"What is neat is that with the onset and the expected tempo of crustal burial into the deep mantle starting just prior to the GOE, and with our experimental data on the efficiency of deep burial of reduced , we could model the expected rise of atmospheric oxygen across the GOE," Dasgupta said.

The research supports the findings of a 2016 paper by fellow Rice petrologist Cin-Ty Lee and colleagues that suggested that , continent formation and the appearance of were key factors in the development of an oxygen-rich atmosphere on Earth.

Duncan, who increasingly focuses on exoplanetary systems, said the research could provide important clues about what scientists should look for when evaluating which exoplanets could support life.
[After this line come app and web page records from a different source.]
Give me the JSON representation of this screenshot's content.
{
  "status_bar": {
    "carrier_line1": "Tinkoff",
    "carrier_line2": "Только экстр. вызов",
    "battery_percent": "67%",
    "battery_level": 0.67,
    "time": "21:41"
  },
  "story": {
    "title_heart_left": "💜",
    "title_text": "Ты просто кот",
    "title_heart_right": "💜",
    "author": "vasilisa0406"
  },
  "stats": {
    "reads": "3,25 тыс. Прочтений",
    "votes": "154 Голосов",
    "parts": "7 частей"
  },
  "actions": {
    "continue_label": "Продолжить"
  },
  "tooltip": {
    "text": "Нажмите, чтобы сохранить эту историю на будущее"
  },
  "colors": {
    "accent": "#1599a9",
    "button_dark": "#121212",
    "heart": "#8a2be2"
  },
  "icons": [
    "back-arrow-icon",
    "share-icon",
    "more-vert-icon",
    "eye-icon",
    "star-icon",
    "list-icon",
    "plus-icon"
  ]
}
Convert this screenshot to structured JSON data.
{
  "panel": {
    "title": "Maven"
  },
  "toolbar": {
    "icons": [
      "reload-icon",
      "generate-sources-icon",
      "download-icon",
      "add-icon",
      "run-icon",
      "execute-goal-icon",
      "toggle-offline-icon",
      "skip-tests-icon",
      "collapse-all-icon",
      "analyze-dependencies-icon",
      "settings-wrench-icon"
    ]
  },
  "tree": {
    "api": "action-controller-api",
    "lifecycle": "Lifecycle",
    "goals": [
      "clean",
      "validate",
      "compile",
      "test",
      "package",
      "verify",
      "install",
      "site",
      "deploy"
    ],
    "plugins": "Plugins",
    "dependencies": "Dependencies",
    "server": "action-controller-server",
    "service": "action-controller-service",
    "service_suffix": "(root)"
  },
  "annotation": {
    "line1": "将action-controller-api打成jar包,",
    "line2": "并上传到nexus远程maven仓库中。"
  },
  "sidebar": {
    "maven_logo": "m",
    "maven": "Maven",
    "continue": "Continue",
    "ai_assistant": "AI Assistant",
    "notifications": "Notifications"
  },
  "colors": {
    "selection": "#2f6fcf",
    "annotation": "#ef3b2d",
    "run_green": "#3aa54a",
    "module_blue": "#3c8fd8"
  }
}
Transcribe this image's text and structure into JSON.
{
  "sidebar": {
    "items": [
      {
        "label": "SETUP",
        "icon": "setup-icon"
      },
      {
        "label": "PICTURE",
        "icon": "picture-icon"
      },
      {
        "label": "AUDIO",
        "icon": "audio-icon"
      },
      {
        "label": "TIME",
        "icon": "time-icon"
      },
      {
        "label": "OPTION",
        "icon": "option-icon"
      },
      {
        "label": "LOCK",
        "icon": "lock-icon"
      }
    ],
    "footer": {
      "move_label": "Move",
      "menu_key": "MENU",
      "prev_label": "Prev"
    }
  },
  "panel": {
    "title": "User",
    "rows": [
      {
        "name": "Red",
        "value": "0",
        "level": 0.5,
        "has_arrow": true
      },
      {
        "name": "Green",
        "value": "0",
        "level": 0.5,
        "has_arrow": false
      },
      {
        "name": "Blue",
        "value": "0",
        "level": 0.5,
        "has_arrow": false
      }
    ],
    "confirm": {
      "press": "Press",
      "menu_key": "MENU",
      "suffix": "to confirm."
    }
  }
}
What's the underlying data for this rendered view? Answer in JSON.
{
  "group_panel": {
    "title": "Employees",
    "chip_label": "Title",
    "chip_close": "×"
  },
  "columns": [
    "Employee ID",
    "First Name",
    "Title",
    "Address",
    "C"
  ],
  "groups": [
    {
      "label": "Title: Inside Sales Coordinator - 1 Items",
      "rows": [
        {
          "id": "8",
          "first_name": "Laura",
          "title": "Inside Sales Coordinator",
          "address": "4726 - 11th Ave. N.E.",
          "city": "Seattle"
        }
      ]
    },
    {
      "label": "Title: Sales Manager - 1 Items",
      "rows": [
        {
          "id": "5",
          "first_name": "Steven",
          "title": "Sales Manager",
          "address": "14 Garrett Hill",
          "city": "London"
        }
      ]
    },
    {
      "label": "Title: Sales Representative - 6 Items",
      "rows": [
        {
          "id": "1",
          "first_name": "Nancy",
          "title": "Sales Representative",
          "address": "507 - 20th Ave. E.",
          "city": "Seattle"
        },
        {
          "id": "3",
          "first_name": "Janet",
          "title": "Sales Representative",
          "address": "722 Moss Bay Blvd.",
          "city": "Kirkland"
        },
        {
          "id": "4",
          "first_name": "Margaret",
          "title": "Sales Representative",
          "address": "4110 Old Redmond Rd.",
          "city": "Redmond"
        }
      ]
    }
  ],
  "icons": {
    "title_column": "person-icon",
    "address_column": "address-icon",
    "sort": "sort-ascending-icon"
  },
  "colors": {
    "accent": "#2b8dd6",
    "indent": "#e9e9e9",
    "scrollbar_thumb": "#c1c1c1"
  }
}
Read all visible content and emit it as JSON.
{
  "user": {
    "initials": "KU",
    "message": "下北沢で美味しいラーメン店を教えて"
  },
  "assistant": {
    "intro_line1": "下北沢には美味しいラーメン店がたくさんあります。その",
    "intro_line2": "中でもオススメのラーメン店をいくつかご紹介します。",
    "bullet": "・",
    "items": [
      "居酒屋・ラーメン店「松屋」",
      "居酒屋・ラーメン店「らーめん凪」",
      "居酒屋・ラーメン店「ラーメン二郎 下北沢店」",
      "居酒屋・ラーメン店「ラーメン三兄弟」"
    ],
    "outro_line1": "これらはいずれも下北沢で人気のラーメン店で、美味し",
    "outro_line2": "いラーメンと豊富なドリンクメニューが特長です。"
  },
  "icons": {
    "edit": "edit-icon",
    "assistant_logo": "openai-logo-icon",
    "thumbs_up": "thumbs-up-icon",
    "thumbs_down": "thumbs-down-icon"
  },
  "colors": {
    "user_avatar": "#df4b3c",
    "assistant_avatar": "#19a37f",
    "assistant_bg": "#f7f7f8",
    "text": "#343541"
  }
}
Explore further: Earth's carbon points to planetary smashup

More information: Global aquifers dominated by fossil groundwaters but wells vulnerable to modern contamination, Nature Geoscience (2017).

Related Stories

Earth's carbon points to planetary smashup

September 5, 2016

Research by Rice University Earth scientists suggests that virtually all of Earth's life-giving carbon could have come from a collision about 4.4 billion years ago between Earth and an embryonic planet similar to Mercury.

Deep mantle chemistry surprise: Carbon content not uniform

January 13, 2017

Even though carbon is one of the most-abundant elements on Earth, it is actually very difficult to determine how much of it exists below the surface in Earth's interior. Analysis by Carnegie's Marion Le Voyer and Erik Hauri ...

Recommended for you

Climate change could increase arable land

May 24, 2018

Climate change could expand the agricultural feasibility of the global boreal region by 44 per cent by the end of the century, according to new research.


Adjust slider to filter visible comments by rank

Display comments: newest first

1.6 / 5 (7) Apr 25, 2017
But almost all scientists agree that the theory of plate tectonics is nonsense. Oh wait, that was last year. ...
1 / 5 (8) Apr 25, 2017
Although clearly assuming uniformitarianism in their interpretation of observable geological facts, geologists end up uncovering factual evidence entirely (and even more) consistent with an alternative interpretative model: that of a great Flood probably involving catastrophic plate tectonics.
5 / 5 (8) Apr 25, 2017
But almost all scientists agree that the theory of plate tectonics is nonsense

Erm...whut? Care to cite a single svientists who thinks plate tectonics is nonsense?

You just pulled a Trump (i.e. you made BS up without any support)
1 / 5 (6) Apr 25, 2017
Sorry but you guys are late to the party. Have you not read the Creationist research into the effects of the flood describing exactly what you guys have come up with?
Here's just a few references:

And even some disagreement:

The real test for the researchers claims of billions of years is whether there'll be any C14 in their proposed organic material. I hope they actually obtain some and then test it for C14.
5 / 5 (5) Apr 25, 2017
Although clearly assuming uniformitarianism in their interpretation of observable geological facts, geologists end up uncovering factual evidence entirely (and even more) consistent with an alternative interpretative model: that of a great Flood probably involving catastrophic plate tectonics
A stellar example of how simply saying something does not make it true.

Also, see the book of genesis.
5 / 5 (4) Apr 25, 2017
Hello fred

From your creationist 'research' site:
"The vast majority of the known fossils are the result of a unique geological process—Noah's Flood—which the newly discovered Beijing anomaly seems to confirm."

-So the water went way, way down into the mantle but the fossils stayed near the surface? Howd that happen?

And where was all this water before the flood?
5 / 5 (6) Apr 25, 2017
Creationist research

'Creationist research'...riiiiight. Compared to that cold fusion and the electric universe are rock solid science.
5 / 5 (7) Apr 25, 2017
Creationist research

1 / 5 (1) Apr 26, 2017
Pierre-Marie Robitaille's talk discusses how the lattice of the sun must be close to graphite.

Please sign in to add a comment. Registration is free, and takes less than a minute. Read more

Click here to reset your password.
Sign in to get notified via email when new comments are made.